I live with neurofibromatosis type 2, a rare and progressive genetic disorder. Since I am missing the specific protein that suppresses tumor growth, tumors can grow on any nerve in my body. I am currently deaf in my right ear, have facial nerve paralysis on my right side, and have no vestibular (balance) system.
With no current cure for NF2, surgery is often the only treatment option. Since my diagnosis 14 years ago, I’ve endured 13 major surgeries, including a spinal fusion, brain surgeries, operations on my airway and throat, and facial nerve reanimation. Given the location of my tumors, these procedures are often long and painful with devastating consequences. However, leaving the tumors to grow is not an option. Over time, though, medical research and innovation have given me hope for my future.

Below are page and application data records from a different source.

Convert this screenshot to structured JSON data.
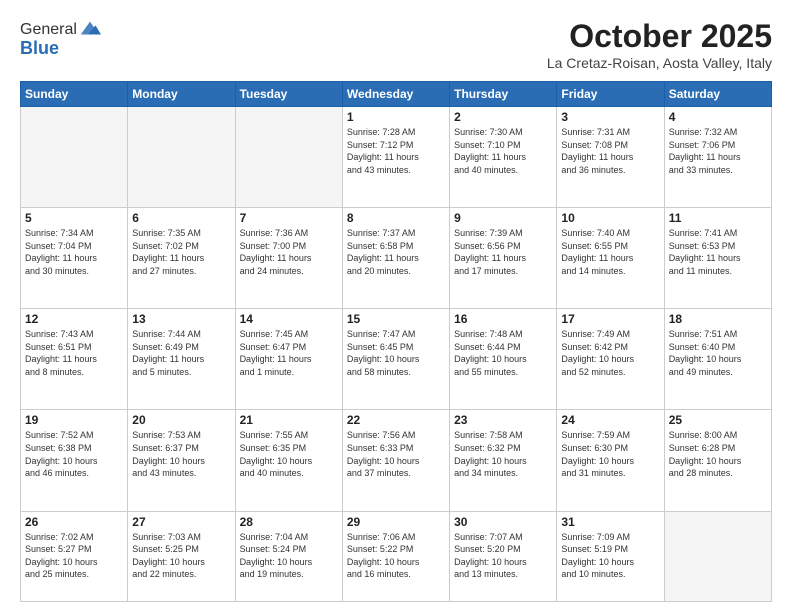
{
  "header": {
    "logo_general": "General",
    "logo_blue": "Blue",
    "title": "October 2025",
    "subtitle": "La Cretaz-Roisan, Aosta Valley, Italy"
  },
  "weekdays": [
    "Sunday",
    "Monday",
    "Tuesday",
    "Wednesday",
    "Thursday",
    "Friday",
    "Saturday"
  ],
  "weeks": [
    [
      {
        "day": "",
        "info": ""
      },
      {
        "day": "",
        "info": ""
      },
      {
        "day": "",
        "info": ""
      },
      {
        "day": "1",
        "info": "Sunrise: 7:28 AM\nSunset: 7:12 PM\nDaylight: 11 hours\nand 43 minutes."
      },
      {
        "day": "2",
        "info": "Sunrise: 7:30 AM\nSunset: 7:10 PM\nDaylight: 11 hours\nand 40 minutes."
      },
      {
        "day": "3",
        "info": "Sunrise: 7:31 AM\nSunset: 7:08 PM\nDaylight: 11 hours\nand 36 minutes."
      },
      {
        "day": "4",
        "info": "Sunrise: 7:32 AM\nSunset: 7:06 PM\nDaylight: 11 hours\nand 33 minutes."
      }
    ],
    [
      {
        "day": "5",
        "info": "Sunrise: 7:34 AM\nSunset: 7:04 PM\nDaylight: 11 hours\nand 30 minutes."
      },
      {
        "day": "6",
        "info": "Sunrise: 7:35 AM\nSunset: 7:02 PM\nDaylight: 11 hours\nand 27 minutes."
      },
      {
        "day": "7",
        "info": "Sunrise: 7:36 AM\nSunset: 7:00 PM\nDaylight: 11 hours\nand 24 minutes."
      },
      {
        "day": "8",
        "info": "Sunrise: 7:37 AM\nSunset: 6:58 PM\nDaylight: 11 hours\nand 20 minutes."
      },
      {
        "day": "9",
        "info": "Sunrise: 7:39 AM\nSunset: 6:56 PM\nDaylight: 11 hours\nand 17 minutes."
      },
      {
        "day": "10",
        "info": "Sunrise: 7:40 AM\nSunset: 6:55 PM\nDaylight: 11 hours\nand 14 minutes."
      },
      {
        "day": "11",
        "info": "Sunrise: 7:41 AM\nSunset: 6:53 PM\nDaylight: 11 hours\nand 11 minutes."
      }
    ],
    [
      {
        "day": "12",
        "info": "Sunrise: 7:43 AM\nSunset: 6:51 PM\nDaylight: 11 hours\nand 8 minutes."
      },
      {
        "day": "13",
        "info": "Sunrise: 7:44 AM\nSunset: 6:49 PM\nDaylight: 11 hours\nand 5 minutes."
      },
      {
        "day": "14",
        "info": "Sunrise: 7:45 AM\nSunset: 6:47 PM\nDaylight: 11 hours\nand 1 minute."
      },
      {
        "day": "15",
        "info": "Sunrise: 7:47 AM\nSunset: 6:45 PM\nDaylight: 10 hours\nand 58 minutes."
      },
      {
        "day": "16",
        "info": "Sunrise: 7:48 AM\nSunset: 6:44 PM\nDaylight: 10 hours\nand 55 minutes."
      },
      {
        "day": "17",
        "info": "Sunrise: 7:49 AM\nSunset: 6:42 PM\nDaylight: 10 hours\nand 52 minutes."
      },
      {
        "day": "18",
        "info": "Sunrise: 7:51 AM\nSunset: 6:40 PM\nDaylight: 10 hours\nand 49 minutes."
      }
    ],
    [
      {
        "day": "19",
        "info": "Sunrise: 7:52 AM\nSunset: 6:38 PM\nDaylight: 10 hours\nand 46 minutes."
      },
      {
        "day": "20",
        "info": "Sunrise: 7:53 AM\nSunset: 6:37 PM\nDaylight: 10 hours\nand 43 minutes."
      },
      {
        "day": "21",
        "info": "Sunrise: 7:55 AM\nSunset: 6:35 PM\nDaylight: 10 hours\nand 40 minutes."
      },
      {
        "day": "22",
        "info": "Sunrise: 7:56 AM\nSunset: 6:33 PM\nDaylight: 10 hours\nand 37 minutes."
      },
      {
        "day": "23",
        "info": "Sunrise: 7:58 AM\nSunset: 6:32 PM\nDaylight: 10 hours\nand 34 minutes."
      },
      {
        "day": "24",
        "info": "Sunrise: 7:59 AM\nSunset: 6:30 PM\nDaylight: 10 hours\nand 31 minutes."
      },
      {
        "day": "25",
        "info": "Sunrise: 8:00 AM\nSunset: 6:28 PM\nDaylight: 10 hours\nand 28 minutes."
      }
    ],
    [
      {
        "day": "26",
        "info": "Sunrise: 7:02 AM\nSunset: 5:27 PM\nDaylight: 10 hours\nand 25 minutes."
      },
      {
        "day": "27",
        "info": "Sunrise: 7:03 AM\nSunset: 5:25 PM\nDaylight: 10 hours\nand 22 minutes."
      },
      {
        "day": "28",
        "info": "Sunrise: 7:04 AM\nSunset: 5:24 PM\nDaylight: 10 hours\nand 19 minutes."
      },
      {
        "day": "29",
        "info": "Sunrise: 7:06 AM\nSunset: 5:22 PM\nDaylight: 10 hours\nand 16 minutes."
      },
      {
        "day": "30",
        "info": "Sunrise: 7:07 AM\nSunset: 5:20 PM\nDaylight: 10 hours\nand 13 minutes."
      },
      {
        "day": "31",
        "info": "Sunrise: 7:09 AM\nSunset: 5:19 PM\nDaylight: 10 hours\nand 10 minutes."
      },
      {
        "day": "",
        "info": ""
      }
    ]
  ]
}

In 2013 I started an experimental treatment to retain my hearing. I would be completely deaf without this medication, yet because of it I still have full hearing in my left ear – something I could never have imagined a few years before. I am so thankful for these therapies, but they are not without side effects, nor are they a cure.
It is also not easy getting these medications to begin with. Battles with insurance companies are never-ending as I have a rare medical condition with no FDA-approved treatments. Proving that my quality of life is worth the possible risks and cost of medications has been draining.
The only reason I am still hearing is because of the innovation in NF2 research, thanks to biopharmaceutical companies that develop the treatments that have changed the course of my disorder. I urge lawmakers to support proposals that keep treatments attainable so other patients do not have to jump through the hurdles I have.
This is all at risk if Congress passes legislation that imposes price-setting policies for Medicare’s prescription drugs. Price controls would disrupt the entire health care industry and remove the resources to innovate. Considering the cost of the medications I rely on, price controls within Medicare would also limit my access to these treatments. As someone hoping for the next treatment for their rare disease to be developed, I am saddened that lawmakers would consider policies that take away any chance of me living a normal life.
While my “cocktail” of medications is working now, it may not be permanent. I’m not alone in worrying about this likelihood. Patients don't just get better, they need accessible medical innovation. I urge Congress to keep my story in mind and ensure that their policies don’t hinder the research and innovation myself and countless others rely on. Our lives depend on it.
Leah Manth, of North Tonawanda, takes medications for neurofibromatosis type 2.